Work required:
Give back all the entries below. Omit none of them.

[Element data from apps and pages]
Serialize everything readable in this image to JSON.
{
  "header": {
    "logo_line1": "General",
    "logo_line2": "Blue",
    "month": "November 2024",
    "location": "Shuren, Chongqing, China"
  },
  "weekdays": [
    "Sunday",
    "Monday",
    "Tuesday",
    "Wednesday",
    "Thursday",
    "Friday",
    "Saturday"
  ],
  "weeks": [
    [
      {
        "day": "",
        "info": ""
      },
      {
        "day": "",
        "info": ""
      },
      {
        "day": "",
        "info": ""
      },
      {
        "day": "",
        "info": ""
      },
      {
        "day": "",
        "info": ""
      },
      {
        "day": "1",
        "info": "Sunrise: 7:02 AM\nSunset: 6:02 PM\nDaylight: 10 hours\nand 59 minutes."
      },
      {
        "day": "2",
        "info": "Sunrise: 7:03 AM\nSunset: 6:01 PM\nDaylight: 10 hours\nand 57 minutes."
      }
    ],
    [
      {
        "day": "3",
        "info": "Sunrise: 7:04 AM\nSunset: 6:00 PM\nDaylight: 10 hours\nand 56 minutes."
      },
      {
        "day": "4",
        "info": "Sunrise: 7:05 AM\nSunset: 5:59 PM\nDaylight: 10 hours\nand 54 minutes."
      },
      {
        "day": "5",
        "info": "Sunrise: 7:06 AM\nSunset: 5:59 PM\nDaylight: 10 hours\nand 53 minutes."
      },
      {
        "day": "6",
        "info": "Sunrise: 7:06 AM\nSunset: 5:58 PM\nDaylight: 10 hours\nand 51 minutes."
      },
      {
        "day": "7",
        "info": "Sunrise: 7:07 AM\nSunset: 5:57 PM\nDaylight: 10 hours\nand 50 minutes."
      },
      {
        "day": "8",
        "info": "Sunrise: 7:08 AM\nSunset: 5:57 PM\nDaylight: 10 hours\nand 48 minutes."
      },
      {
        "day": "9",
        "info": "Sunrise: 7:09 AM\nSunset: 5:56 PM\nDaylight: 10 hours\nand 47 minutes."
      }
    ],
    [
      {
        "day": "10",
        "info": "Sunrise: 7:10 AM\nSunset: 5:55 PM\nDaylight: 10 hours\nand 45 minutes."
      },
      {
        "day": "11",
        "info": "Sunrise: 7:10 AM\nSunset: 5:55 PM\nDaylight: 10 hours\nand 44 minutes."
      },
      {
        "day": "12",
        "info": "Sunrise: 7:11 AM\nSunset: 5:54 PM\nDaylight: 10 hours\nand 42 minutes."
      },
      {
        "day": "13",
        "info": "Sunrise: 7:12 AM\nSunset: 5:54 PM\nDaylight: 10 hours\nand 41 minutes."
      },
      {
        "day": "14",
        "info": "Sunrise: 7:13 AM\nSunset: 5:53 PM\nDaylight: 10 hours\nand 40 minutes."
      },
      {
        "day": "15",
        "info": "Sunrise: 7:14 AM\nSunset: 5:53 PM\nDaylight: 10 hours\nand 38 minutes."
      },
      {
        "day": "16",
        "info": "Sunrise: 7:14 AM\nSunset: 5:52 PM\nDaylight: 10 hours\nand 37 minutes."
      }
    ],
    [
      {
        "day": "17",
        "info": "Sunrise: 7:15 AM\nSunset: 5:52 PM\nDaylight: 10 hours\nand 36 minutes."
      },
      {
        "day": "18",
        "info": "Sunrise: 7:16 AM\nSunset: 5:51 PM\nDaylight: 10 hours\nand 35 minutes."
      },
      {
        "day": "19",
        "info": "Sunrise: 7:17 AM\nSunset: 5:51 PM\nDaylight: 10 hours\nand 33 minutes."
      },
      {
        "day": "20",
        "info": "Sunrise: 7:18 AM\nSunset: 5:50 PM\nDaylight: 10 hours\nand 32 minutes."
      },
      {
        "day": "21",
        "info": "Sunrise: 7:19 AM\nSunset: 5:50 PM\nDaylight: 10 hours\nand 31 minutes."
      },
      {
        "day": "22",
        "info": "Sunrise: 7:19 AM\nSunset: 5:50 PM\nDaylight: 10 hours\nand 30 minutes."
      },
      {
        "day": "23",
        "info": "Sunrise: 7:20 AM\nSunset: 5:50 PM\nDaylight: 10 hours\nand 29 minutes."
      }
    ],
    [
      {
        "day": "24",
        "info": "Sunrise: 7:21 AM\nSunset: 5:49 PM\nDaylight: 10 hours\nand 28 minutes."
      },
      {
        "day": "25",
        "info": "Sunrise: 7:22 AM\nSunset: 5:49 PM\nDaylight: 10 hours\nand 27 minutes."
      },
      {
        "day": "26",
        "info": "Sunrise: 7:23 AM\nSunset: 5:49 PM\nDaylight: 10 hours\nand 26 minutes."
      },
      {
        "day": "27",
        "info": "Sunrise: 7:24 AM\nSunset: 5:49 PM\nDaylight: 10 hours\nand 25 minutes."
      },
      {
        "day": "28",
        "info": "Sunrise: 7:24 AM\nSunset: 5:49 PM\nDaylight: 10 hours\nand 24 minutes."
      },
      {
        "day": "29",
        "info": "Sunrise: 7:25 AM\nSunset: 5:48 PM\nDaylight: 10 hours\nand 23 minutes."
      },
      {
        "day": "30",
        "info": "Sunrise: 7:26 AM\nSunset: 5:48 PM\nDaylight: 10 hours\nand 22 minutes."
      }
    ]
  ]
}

Result of this task:
Serialize everything readable in this image to JSON.
{
  "header": {
    "logo_line1": "General",
    "logo_line2": "Blue",
    "month": "November 2024",
    "location": "Shuren, Chongqing, China"
  },
  "weekdays": [
    "Sunday",
    "Monday",
    "Tuesday",
    "Wednesday",
    "Thursday",
    "Friday",
    "Saturday"
  ],
  "weeks": [
    [
      {
        "day": "",
        "info": ""
      },
      {
        "day": "",
        "info": ""
      },
      {
        "day": "",
        "info": ""
      },
      {
        "day": "",
        "info": ""
      },
      {
        "day": "",
        "info": ""
      },
      {
        "day": "1",
        "info": "Sunrise: 7:02 AM\nSunset: 6:02 PM\nDaylight: 10 hours\nand 59 minutes."
      },
      {
        "day": "2",
        "info": "Sunrise: 7:03 AM\nSunset: 6:01 PM\nDaylight: 10 hours\nand 57 minutes."
      }
    ],
    [
      {
        "day": "3",
        "info": "Sunrise: 7:04 AM\nSunset: 6:00 PM\nDaylight: 10 hours\nand 56 minutes."
      },
      {
        "day": "4",
        "info": "Sunrise: 7:05 AM\nSunset: 5:59 PM\nDaylight: 10 hours\nand 54 minutes."
      },
      {
        "day": "5",
        "info": "Sunrise: 7:06 AM\nSunset: 5:59 PM\nDaylight: 10 hours\nand 53 minutes."
      },
      {
        "day": "6",
        "info": "Sunrise: 7:06 AM\nSunset: 5:58 PM\nDaylight: 10 hours\nand 51 minutes."
      },
      {
        "day": "7",
        "info": "Sunrise: 7:07 AM\nSunset: 5:57 PM\nDaylight: 10 hours\nand 50 minutes."
      },
      {
        "day": "8",
        "info": "Sunrise: 7:08 AM\nSunset: 5:57 PM\nDaylight: 10 hours\nand 48 minutes."
      },
      {
        "day": "9",
        "info": "Sunrise: 7:09 AM\nSunset: 5:56 PM\nDaylight: 10 hours\nand 47 minutes."
      }
    ],
    [
      {
        "day": "10",
        "info": "Sunrise: 7:10 AM\nSunset: 5:55 PM\nDaylight: 10 hours\nand 45 minutes."
      },
      {
        "day": "11",
        "info": "Sunrise: 7:10 AM\nSunset: 5:55 PM\nDaylight: 10 hours\nand 44 minutes."
      },
      {
        "day": "12",
        "info": "Sunrise: 7:11 AM\nSunset: 5:54 PM\nDaylight: 10 hours\nand 42 minutes."
      },
      {
        "day": "13",
        "info": "Sunrise: 7:12 AM\nSunset: 5:54 PM\nDaylight: 10 hours\nand 41 minutes."
      },
      {
        "day": "14",
        "info": "Sunrise: 7:13 AM\nSunset: 5:53 PM\nDaylight: 10 hours\nand 40 minutes."
      },
      {
        "day": "15",
        "info": "Sunrise: 7:14 AM\nSunset: 5:53 PM\nDaylight: 10 hours\nand 38 minutes."
      },
      {
        "day": "16",
        "info": "Sunrise: 7:14 AM\nSunset: 5:52 PM\nDaylight: 10 hours\nand 37 minutes."
      }
    ],
    [
      {
        "day": "17",
        "info": "Sunrise: 7:15 AM\nSunset: 5:52 PM\nDaylight: 10 hours\nand 36 minutes."
      },
      {
        "day": "18",
        "info": "Sunrise: 7:16 AM\nSunset: 5:51 PM\nDaylight: 10 hours\nand 35 minutes."
      },
      {
        "day": "19",
        "info": "Sunrise: 7:17 AM\nSunset: 5:51 PM\nDaylight: 10 hours\nand 33 minutes."
      },
      {
        "day": "20",
        "info": "Sunrise: 7:18 AM\nSunset: 5:50 PM\nDaylight: 10 hours\nand 32 minutes."
      },
      {
        "day": "21",
        "info": "Sunrise: 7:19 AM\nSunset: 5:50 PM\nDaylight: 10 hours\nand 31 minutes."
      },
      {
        "day": "22",
        "info": "Sunrise: 7:19 AM\nSunset: 5:50 PM\nDaylight: 10 hours\nand 30 minutes."
      },
      {
        "day": "23",
        "info": "Sunrise: 7:20 AM\nSunset: 5:50 PM\nDaylight: 10 hours\nand 29 minutes."
      }
    ],
    [
      {
        "day": "24",
        "info": "Sunrise: 7:21 AM\nSunset: 5:49 PM\nDaylight: 10 hours\nand 28 minutes."
      },
      {
        "day": "25",
        "info": "Sunrise: 7:22 AM\nSunset: 5:49 PM\nDaylight: 10 hours\nand 27 minutes."
      },
      {
        "day": "26",
        "info": "Sunrise: 7:23 AM\nSunset: 5:49 PM\nDaylight: 10 hours\nand 26 minutes."
      },
      {
        "day": "27",
        "info": "Sunrise: 7:24 AM\nSunset: 5:49 PM\nDaylight: 10 hours\nand 25 minutes."
      },
      {
        "day": "28",
        "info": "Sunrise: 7:24 AM\nSunset: 5:49 PM\nDaylight: 10 hours\nand 24 minutes."
      },
      {
        "day": "29",
        "info": "Sunrise: 7:25 AM\nSunset: 5:48 PM\nDaylight: 10 hours\nand 23 minutes."
      },
      {
        "day": "30",
        "info": "Sunrise: 7:26 AM\nSunset: 5:48 PM\nDaylight: 10 hours\nand 22 minutes."
      }
    ]
  ]
}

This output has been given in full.